+++ DATA EXTRACTS
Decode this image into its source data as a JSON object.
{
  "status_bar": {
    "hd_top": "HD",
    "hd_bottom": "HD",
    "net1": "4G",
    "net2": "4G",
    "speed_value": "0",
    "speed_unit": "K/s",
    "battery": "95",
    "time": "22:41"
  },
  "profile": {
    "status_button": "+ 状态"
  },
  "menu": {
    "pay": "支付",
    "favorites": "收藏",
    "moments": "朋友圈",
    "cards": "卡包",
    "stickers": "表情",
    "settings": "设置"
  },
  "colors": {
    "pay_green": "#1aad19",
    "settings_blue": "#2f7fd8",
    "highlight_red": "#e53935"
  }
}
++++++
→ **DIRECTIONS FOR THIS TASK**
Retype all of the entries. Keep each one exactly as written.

→ **EXPECTED OUTPUT**
Decode this image into its source data as a JSON object.
{
  "status_bar": {
    "hd_top": "HD",
    "hd_bottom": "HD",
    "net1": "4G",
    "net2": "4G",
    "speed_value": "0",
    "speed_unit": "K/s",
    "battery": "95",
    "time": "22:41"
  },
  "profile": {
    "status_button": "+ 状态"
  },
  "menu": {
    "pay": "支付",
    "favorites": "收藏",
    "moments": "朋友圈",
    "cards": "卡包",
    "stickers": "表情",
    "settings": "设置"
  },
  "colors": {
    "pay_green": "#1aad19",
    "settings_blue": "#2f7fd8",
    "highlight_red": "#e53935"
  }
}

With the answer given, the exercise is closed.